What needs to be said here, is that the power dogs, those who need to explode off the mark, like Greyhounds, are actually slightly cow hocked, but with the hock and stifle bones of each individual leg still on the same plane. The only difference is that the planes will converge somewhere behind the dogs hocks. A slight cow hock not only produces more power, but it also looks more powerful when looking from behind, because it shows more of the dog’s thigh muscle. Although the standard asks for stifles pointing straight forward, a slight cow hock should not be discriminated against, as it is a good adaptation if you want more explosive dogs.
A dog with a powerful, correct front, and a slight cow hock at the rear, will accelerate faster than a dog with a perfect rear, and a correct front given all other things are equal.

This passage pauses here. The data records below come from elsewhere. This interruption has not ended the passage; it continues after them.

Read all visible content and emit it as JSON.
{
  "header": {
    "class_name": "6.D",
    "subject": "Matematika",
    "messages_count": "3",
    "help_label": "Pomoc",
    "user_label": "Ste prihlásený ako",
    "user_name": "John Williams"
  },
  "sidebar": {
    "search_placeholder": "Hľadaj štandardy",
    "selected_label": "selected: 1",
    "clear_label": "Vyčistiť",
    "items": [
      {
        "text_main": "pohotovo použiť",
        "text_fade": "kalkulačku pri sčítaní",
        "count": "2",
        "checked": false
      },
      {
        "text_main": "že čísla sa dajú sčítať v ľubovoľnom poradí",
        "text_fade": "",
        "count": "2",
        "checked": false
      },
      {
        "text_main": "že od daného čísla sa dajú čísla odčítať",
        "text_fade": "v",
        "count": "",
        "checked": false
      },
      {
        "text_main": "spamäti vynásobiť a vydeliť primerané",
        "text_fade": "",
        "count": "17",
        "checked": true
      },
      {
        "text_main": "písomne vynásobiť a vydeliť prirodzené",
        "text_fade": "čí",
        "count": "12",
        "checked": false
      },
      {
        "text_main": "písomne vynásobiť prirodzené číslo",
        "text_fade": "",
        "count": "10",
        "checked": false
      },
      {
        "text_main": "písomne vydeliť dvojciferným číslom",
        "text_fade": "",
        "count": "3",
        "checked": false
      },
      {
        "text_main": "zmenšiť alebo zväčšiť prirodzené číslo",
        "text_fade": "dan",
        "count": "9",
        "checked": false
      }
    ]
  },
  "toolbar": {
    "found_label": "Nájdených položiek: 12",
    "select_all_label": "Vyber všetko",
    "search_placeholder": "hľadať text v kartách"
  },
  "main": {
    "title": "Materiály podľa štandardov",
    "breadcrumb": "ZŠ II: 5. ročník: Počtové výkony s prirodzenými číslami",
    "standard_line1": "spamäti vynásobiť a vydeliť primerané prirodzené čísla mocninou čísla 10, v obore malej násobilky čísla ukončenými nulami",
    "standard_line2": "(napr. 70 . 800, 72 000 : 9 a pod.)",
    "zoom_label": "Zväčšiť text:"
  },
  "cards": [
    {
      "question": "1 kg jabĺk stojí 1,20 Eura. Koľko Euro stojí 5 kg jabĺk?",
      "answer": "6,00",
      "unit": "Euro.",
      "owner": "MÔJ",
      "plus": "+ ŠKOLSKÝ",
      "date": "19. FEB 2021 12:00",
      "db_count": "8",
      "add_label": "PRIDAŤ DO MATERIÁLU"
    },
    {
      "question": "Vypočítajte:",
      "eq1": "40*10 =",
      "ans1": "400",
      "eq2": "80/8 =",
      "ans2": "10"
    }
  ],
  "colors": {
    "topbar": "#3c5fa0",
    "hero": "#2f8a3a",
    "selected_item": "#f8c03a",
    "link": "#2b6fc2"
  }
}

The female is wider when viewed from behind, even if she is smaller. With the stifles pointing straight forwards and the hocks pointing back. What is important here is that the stifle and the hock are on the same plane. So, if you were to cut off each leg and lay it on the ground, keeping the same angles as when the dog is standing, the leg should sit flat on the ground. Often, I have seen dogs that look like they have good angulation from the side, but when you look from the rear or from above, the hock is on a different plane to the stifle bone.
This is an extreme cow hock. Although not desirable, cow hocks are much better than the opposite, which are the hocks facing out. If a dog is cow hocked, the next thing to check is if the stifle and hocks are on the same plane. If they are, the dog should still be able to move well. Many breeds of actual, functional, working, performance dogs have varying degrees of cow hocks and perform at the top of their sport.
Bandy legs or Barrel hocks are the variation in the stifle that is the weakest and the least desired. When watching such a dog move from behind, you see how weak they look, their hocks wobbling with every step.
Dogs with barrel hocks are prone to bad movement and torn cruciate ligaments. They should be avoided in breeding programs.
The hind paws point straightforward, are slightly smaller than the forepaws but have the same quality.
If everything else is correct in the hindquarters, leading up to the paws, then barring injury, or arthritis, the paws will have to point straight forward.